Entries from a dataset of interfaces

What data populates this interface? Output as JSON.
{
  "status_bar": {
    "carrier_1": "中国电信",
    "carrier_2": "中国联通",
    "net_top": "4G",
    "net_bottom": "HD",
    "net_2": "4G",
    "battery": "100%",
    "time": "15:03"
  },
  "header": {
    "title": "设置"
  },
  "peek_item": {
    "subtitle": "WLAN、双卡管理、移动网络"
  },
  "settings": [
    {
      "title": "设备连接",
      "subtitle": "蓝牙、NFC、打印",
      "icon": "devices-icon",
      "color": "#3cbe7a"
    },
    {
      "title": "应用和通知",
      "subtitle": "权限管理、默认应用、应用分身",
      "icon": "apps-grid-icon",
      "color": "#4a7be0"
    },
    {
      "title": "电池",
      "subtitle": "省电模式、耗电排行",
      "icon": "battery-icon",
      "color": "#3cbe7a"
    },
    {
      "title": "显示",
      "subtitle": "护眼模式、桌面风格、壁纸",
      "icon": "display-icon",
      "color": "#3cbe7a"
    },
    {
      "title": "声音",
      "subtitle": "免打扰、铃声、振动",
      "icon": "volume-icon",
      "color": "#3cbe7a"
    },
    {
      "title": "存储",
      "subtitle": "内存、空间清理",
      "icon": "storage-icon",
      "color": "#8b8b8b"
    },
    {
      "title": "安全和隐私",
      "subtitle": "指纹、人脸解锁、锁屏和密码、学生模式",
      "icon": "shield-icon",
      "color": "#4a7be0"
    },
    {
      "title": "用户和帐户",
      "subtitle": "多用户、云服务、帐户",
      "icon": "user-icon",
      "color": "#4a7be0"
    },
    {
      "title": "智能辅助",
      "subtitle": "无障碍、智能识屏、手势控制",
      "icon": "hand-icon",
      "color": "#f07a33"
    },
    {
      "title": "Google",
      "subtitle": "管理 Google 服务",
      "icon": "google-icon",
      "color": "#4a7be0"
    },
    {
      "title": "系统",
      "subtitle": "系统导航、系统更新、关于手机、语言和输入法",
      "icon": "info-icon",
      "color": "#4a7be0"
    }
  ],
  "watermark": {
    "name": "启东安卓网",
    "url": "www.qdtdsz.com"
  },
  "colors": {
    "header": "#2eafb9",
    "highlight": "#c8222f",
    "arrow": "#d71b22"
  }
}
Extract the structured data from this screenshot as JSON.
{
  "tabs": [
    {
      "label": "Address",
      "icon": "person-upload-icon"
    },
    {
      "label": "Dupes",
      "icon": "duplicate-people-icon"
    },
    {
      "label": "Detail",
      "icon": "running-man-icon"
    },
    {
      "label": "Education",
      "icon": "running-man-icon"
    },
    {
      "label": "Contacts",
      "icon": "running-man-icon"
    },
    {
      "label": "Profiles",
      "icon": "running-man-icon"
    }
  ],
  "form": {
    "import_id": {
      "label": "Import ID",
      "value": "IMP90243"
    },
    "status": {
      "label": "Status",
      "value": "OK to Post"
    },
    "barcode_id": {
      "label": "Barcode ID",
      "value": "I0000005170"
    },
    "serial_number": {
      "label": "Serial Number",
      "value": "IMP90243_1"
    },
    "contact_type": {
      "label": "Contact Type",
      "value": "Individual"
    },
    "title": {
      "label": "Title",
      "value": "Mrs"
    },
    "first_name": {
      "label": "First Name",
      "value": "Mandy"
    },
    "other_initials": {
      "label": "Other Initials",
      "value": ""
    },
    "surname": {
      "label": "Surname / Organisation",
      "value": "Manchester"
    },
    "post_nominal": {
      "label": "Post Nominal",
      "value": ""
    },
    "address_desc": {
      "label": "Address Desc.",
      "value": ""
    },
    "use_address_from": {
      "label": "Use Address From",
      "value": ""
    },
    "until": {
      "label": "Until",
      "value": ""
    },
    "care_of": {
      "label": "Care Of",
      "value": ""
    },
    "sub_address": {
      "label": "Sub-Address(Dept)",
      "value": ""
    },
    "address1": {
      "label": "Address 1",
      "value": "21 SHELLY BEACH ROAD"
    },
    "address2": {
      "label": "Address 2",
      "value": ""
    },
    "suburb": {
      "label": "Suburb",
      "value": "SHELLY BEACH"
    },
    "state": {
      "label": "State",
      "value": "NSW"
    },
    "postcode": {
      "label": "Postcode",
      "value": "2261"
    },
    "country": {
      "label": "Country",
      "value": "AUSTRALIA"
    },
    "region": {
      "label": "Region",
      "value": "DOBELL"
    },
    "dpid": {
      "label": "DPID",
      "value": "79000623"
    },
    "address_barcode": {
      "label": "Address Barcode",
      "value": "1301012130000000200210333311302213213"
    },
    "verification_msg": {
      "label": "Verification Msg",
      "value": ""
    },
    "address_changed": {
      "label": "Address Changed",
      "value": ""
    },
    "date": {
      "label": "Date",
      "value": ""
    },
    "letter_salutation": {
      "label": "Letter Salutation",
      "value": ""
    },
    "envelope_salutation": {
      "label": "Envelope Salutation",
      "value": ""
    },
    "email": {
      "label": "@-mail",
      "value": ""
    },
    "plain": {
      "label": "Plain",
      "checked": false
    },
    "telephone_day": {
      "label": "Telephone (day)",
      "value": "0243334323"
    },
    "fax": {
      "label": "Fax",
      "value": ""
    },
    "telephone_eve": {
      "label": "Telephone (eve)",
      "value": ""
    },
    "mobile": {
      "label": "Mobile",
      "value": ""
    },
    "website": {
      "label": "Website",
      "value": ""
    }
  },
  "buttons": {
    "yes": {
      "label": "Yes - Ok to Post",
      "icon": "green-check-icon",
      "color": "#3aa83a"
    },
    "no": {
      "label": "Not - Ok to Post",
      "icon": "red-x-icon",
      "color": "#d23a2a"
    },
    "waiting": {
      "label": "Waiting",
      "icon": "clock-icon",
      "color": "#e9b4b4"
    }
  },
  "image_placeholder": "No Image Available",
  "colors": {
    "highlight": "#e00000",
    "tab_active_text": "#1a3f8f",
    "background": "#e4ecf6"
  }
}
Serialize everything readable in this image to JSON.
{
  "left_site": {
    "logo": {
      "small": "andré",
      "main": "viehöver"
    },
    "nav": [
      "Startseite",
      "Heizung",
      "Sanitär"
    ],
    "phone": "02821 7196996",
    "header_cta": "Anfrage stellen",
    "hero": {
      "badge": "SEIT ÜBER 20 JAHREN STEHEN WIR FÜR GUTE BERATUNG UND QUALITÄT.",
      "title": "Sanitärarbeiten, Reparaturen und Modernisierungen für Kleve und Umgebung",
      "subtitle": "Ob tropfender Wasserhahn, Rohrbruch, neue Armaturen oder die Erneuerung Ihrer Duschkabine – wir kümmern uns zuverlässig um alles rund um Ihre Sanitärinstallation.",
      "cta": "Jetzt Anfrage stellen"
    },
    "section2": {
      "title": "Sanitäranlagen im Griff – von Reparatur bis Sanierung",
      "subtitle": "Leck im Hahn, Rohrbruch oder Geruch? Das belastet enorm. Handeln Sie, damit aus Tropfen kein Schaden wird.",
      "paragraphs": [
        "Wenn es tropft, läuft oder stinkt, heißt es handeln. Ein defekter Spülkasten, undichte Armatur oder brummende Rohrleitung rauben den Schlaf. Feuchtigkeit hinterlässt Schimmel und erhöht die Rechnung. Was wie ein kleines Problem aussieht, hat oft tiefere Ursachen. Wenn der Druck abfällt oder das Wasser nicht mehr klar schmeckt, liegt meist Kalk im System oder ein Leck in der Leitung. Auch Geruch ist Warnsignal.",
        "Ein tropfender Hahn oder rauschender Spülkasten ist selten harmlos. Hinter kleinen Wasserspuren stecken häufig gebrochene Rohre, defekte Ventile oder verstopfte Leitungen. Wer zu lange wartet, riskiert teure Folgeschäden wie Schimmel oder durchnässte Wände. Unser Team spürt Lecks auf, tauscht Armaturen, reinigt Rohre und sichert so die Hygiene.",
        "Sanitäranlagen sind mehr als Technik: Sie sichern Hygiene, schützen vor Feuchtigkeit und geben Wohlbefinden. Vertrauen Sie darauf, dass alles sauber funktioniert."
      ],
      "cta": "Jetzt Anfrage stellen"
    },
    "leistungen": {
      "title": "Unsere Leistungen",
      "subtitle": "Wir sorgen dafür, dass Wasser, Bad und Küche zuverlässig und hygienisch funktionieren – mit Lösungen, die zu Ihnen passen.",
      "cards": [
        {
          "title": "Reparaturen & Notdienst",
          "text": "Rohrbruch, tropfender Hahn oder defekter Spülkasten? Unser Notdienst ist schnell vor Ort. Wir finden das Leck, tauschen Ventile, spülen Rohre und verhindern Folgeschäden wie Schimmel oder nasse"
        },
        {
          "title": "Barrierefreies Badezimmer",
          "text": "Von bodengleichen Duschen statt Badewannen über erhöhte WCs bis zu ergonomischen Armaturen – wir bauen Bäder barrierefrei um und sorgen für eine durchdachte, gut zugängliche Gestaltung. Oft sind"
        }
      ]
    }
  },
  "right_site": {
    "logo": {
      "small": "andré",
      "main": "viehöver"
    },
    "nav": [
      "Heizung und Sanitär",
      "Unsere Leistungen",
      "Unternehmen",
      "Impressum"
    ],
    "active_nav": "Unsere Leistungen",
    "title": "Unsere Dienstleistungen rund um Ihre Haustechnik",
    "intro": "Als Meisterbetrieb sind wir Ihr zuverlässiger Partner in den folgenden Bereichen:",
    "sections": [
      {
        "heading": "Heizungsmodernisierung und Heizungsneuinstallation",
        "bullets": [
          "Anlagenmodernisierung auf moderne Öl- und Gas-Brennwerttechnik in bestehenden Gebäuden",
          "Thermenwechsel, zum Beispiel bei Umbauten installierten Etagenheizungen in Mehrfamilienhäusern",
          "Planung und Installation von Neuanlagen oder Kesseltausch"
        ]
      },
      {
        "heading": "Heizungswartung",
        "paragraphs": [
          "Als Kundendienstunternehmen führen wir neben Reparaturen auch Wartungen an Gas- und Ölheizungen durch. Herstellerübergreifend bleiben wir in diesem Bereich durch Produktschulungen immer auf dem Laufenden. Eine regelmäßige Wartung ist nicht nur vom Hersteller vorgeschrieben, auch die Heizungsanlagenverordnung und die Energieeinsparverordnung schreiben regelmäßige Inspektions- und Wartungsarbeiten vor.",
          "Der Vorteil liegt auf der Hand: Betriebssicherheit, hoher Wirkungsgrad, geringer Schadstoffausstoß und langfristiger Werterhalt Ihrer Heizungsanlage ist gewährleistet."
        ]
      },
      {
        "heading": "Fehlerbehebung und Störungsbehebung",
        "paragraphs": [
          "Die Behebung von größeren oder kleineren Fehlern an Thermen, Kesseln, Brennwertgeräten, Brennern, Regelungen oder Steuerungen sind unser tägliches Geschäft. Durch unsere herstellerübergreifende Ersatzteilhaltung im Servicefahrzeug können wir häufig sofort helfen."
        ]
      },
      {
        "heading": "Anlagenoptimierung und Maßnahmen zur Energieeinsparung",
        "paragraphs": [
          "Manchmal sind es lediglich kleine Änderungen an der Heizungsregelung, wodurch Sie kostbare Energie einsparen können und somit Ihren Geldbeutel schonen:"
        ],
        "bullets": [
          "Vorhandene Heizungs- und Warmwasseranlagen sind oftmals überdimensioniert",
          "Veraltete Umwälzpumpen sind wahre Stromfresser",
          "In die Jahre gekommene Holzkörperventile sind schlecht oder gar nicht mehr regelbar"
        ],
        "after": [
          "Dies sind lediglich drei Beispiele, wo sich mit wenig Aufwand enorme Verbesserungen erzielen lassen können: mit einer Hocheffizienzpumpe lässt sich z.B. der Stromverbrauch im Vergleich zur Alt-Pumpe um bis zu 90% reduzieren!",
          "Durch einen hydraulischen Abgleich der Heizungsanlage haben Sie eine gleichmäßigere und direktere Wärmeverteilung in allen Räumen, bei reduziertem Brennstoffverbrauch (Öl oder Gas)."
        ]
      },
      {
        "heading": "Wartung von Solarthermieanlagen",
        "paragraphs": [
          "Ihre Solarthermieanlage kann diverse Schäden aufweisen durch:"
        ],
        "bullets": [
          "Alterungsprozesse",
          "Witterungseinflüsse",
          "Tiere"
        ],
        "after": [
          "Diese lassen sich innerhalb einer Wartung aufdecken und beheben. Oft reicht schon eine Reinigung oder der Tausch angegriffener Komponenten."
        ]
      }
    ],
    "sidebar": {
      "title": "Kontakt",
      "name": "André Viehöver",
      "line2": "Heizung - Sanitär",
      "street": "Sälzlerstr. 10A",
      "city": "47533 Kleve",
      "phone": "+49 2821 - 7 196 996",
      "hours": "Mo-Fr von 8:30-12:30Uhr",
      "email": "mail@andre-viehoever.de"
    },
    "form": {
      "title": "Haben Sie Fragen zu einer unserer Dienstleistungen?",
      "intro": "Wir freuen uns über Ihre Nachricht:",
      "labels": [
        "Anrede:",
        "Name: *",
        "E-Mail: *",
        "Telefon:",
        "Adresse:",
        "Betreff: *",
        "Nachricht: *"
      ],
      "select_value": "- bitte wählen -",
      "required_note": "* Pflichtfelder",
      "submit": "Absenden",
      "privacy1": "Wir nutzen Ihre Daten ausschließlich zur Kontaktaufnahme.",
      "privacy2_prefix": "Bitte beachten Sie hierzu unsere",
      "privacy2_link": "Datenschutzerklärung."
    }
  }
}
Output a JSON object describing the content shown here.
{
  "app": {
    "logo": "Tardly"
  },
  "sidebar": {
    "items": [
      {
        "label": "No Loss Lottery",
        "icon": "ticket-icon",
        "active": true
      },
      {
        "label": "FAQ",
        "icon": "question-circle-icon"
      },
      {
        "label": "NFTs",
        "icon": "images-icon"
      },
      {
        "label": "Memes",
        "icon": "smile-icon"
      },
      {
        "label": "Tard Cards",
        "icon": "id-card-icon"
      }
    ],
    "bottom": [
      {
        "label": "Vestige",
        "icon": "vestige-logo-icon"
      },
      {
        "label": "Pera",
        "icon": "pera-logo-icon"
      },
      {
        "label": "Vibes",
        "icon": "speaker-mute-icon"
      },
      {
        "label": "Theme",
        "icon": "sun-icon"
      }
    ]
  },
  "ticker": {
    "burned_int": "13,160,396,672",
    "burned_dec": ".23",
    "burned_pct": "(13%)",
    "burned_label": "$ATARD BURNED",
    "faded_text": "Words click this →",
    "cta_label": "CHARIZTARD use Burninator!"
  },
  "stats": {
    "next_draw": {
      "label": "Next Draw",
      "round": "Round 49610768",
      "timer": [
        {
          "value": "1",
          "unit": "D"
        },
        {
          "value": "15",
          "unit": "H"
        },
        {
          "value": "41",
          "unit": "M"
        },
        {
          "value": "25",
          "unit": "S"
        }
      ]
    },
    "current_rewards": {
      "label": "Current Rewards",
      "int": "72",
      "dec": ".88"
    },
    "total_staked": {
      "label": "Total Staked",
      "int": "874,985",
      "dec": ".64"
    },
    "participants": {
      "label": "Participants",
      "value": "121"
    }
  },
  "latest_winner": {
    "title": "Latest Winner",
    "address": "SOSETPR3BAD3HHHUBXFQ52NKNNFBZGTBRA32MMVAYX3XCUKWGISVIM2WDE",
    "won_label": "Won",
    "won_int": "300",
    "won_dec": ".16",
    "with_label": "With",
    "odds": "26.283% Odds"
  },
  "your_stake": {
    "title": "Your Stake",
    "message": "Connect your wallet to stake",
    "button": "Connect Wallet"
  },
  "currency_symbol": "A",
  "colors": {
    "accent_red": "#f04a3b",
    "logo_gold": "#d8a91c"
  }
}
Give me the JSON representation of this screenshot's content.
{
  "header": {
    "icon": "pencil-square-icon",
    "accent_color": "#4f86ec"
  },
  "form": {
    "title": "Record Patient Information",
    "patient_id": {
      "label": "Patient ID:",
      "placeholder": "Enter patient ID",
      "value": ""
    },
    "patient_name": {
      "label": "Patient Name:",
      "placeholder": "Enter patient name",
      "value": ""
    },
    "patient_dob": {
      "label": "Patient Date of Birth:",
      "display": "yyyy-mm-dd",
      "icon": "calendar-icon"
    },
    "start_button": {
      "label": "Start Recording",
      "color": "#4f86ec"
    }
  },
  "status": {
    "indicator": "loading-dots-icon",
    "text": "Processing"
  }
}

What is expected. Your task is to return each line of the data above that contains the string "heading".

Solution to this task.
        "heading": "Heizungsmodernisierung und Heizungsneuinstallation",
        "heading": "Heizungswartung",
        "heading": "Fehlerbehebung und Störungsbehebung",
        "heading": "Anlagenoptimierung und Maßnahmen zur Energieeinsparung",
        "heading": "Wartung von Solarthermieanlagen",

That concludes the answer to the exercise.